High Oxygen Demand

Due to the COVID-19 pandemic, the high oxygen demand by ventilators and related equipment can create high flow rate demands on a bulk liquid oxygen system, in excess of flow rates for which they were designed. This situation has been reported overseas where increases in flow have in cases exceeded 1000% of design capacity.

Bulk oxygen systems are owned by the medical gas supplier. They consist of a storage tank, a vaporizer, and a gas pressure regulator station as well as a reserve supply.

Bulk oxygen is stored as a cryogenic liquid at approximately -183°C, and then is vaporized to a gas by use of ambient air vaporizer(s), which uses ambient atmospheric heat. Due to the cold liquid temperature, ice does form on the vaporizer (from condensation of atmospheric humidity onto the cold vaporizer surfaces) irrespective of the outdoor conditions. 

The photo on the left illustrates a partially covered surface of a vaporizer; the photo the right shows a vaporizer fully encapsulated with ice (in the middle of the photo). Both photos were taken at different hospitals in southern Ontario during the week of 30 March 2020, when outdoor temperatures were above freezing.   

As ice build-up increases on the vaporizer, the ice acts as an insulator, thereby reducing the available heat transfer surface area; this reduction in surface area reduces the capacity of the system to deliver gaseous oxygen. Vaporizers are sized to allow for certain accumulation and still supply 100% design flow with some degree of safety but, past this flowrate, ice can incrementally accumulate. 

During periods of unusually high oxygen demand, with reduced heat transfer capacity, this can reduce the production rate of gaseous oxygen and can also cause liquid cryogenic oxygen to be introduced into the distribution pipeline downstream of the gas pressure regulators. When this liquid evaporates in the pipeline, the very large change in volume from a liquid to a gas can create significant pressure fluctuations in the pipeline oxygen pressure. 

Removal of Ice from Vaporizers

At all times, but especially at times of unusually high oxygen demand, it is important to keep vaporizers clear of ice. Contact your bulk supplier who will recommend and oversee specialist cleaning companies to perform this maintenance procedure.

Current High Oxygen Demand During COVID-19

It is recommended that a supplemental management plan during this COVID-19 event be established to monitor ice formation on the vaporizer and for ice removal, and to plan for additional high flow rate demand contingencies: 
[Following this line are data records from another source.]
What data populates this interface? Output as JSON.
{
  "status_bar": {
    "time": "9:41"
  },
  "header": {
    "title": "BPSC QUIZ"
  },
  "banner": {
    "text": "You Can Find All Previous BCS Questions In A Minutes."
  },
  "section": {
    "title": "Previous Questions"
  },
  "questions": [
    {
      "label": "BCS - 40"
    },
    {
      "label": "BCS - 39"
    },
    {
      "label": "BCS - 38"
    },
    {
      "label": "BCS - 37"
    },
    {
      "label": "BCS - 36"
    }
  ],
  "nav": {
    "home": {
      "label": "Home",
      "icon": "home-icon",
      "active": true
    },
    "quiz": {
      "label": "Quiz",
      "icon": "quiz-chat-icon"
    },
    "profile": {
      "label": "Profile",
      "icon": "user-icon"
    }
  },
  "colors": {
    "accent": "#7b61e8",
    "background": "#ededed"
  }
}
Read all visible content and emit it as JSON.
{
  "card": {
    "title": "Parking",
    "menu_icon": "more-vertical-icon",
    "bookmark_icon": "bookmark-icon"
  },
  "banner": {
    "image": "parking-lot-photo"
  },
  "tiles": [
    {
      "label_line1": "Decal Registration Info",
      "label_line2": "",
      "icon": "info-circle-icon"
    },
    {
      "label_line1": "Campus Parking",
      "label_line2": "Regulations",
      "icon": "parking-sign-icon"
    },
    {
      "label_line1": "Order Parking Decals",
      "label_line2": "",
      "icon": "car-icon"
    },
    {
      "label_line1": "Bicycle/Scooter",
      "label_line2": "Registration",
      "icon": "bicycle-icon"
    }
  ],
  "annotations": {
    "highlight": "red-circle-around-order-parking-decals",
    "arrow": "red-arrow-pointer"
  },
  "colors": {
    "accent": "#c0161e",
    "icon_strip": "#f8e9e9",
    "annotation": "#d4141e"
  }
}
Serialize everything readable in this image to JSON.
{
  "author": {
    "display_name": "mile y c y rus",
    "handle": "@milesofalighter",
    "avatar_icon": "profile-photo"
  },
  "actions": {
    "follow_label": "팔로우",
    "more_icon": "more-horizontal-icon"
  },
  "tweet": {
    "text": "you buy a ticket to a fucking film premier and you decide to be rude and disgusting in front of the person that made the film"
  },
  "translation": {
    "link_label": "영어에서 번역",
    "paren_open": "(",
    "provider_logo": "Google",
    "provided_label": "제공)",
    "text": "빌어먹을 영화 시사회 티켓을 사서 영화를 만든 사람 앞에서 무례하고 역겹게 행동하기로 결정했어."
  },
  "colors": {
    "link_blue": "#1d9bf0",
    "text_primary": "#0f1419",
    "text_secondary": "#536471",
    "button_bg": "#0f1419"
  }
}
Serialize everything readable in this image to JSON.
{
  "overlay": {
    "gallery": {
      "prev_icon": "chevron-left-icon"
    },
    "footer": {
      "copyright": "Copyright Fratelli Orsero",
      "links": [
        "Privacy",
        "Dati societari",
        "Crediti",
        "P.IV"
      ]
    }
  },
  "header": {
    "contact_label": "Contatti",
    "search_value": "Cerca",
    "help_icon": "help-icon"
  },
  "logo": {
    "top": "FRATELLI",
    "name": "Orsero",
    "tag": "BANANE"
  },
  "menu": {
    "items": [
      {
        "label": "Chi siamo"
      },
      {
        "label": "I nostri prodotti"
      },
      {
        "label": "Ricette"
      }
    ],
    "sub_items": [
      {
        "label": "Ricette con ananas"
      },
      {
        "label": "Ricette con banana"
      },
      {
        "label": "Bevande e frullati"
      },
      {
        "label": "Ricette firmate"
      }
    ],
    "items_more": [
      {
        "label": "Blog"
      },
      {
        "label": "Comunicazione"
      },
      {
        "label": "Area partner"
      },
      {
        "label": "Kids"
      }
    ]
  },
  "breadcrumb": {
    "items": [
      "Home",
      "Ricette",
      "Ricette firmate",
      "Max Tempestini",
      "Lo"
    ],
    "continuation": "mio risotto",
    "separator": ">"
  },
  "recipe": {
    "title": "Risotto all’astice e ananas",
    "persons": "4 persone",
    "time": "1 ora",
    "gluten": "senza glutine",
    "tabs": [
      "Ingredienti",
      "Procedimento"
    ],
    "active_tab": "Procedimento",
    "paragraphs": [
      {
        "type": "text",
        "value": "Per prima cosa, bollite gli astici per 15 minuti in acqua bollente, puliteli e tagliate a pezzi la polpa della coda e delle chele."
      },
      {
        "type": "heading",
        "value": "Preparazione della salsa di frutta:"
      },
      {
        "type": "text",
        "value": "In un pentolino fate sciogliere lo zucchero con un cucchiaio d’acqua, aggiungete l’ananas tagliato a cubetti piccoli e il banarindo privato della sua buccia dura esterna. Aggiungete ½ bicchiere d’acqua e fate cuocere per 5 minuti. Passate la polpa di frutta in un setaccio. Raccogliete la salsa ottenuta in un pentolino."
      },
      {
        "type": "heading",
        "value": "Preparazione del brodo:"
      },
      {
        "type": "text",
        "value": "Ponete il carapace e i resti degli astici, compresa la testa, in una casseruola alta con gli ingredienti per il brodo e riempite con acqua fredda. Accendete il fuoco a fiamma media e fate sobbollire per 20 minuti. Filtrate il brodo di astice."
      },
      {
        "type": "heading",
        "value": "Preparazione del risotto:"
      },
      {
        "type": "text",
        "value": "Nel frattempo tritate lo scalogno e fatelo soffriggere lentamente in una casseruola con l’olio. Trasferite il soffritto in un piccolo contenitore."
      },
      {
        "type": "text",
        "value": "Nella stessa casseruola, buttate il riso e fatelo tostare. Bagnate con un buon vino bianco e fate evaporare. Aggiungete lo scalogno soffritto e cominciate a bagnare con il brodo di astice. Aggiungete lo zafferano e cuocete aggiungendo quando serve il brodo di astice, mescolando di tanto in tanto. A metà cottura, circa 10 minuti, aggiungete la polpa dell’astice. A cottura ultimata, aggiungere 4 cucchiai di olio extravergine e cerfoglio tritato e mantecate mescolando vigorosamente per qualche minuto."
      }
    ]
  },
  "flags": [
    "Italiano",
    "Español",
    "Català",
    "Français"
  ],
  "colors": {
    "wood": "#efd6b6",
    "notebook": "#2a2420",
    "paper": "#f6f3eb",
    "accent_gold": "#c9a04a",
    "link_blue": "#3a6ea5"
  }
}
  • Discuss with your medical oxygen bulk supplier if the LOX tank is being monitored daily by the supplier; if not, monitor the liquid level gauge at least two to three times a day
  • Discuss with your medical oxygen bulk supplier any necessary requirements to deal with a sudden significant step change in flow demand (e.g. keep clear access to the pad for extra deliveries, be ready to support emergency technical service access, etc.) 
  • Discuss with your medical oxygen bulk supplier how much of the surface area can be covered with ice before the evaporator needs to be cleaned; establish response times from the supplier to have a representative on site when the vaporizer(s) need to be cleaned 
  • Do not attempt to remove ice. Contact your bulk supplier who will recommend and oversee specialist cleaning companies to perform this maintenance procedure 
  • Establish daily monitoring of ice build-up; initiate cleaning response as necessary
  • Maintain the area around the evaporator clear of obstructions to airflow, for approximately 3 m if possible
  • Frequently monitor the medical gas pipeline pressure for significant and unusual pressure fluctuations; this may be indicating liquid gas being injected into the pipeline, meaning inadequate vaporizer performance
  • Locate (where provided) the facility emergency oxygen inlet station on the facility façade and verify the shut-off valve is operational.  While the outdoor air temperature is warming, the amount of moisture in the air is also increasing, which can still pose an ice build-up problem over the next few months.

If you would like to learn more about this topic feel free to reach out to:

Ed Hood, P.Eng.,B.Eng.
Mechanical Technical Leader
edward.hood@hhangus.com

Kim Spencer, P.Eng., LEED AP
Principal | Division Director, Health
kim.spencer@hhangus.com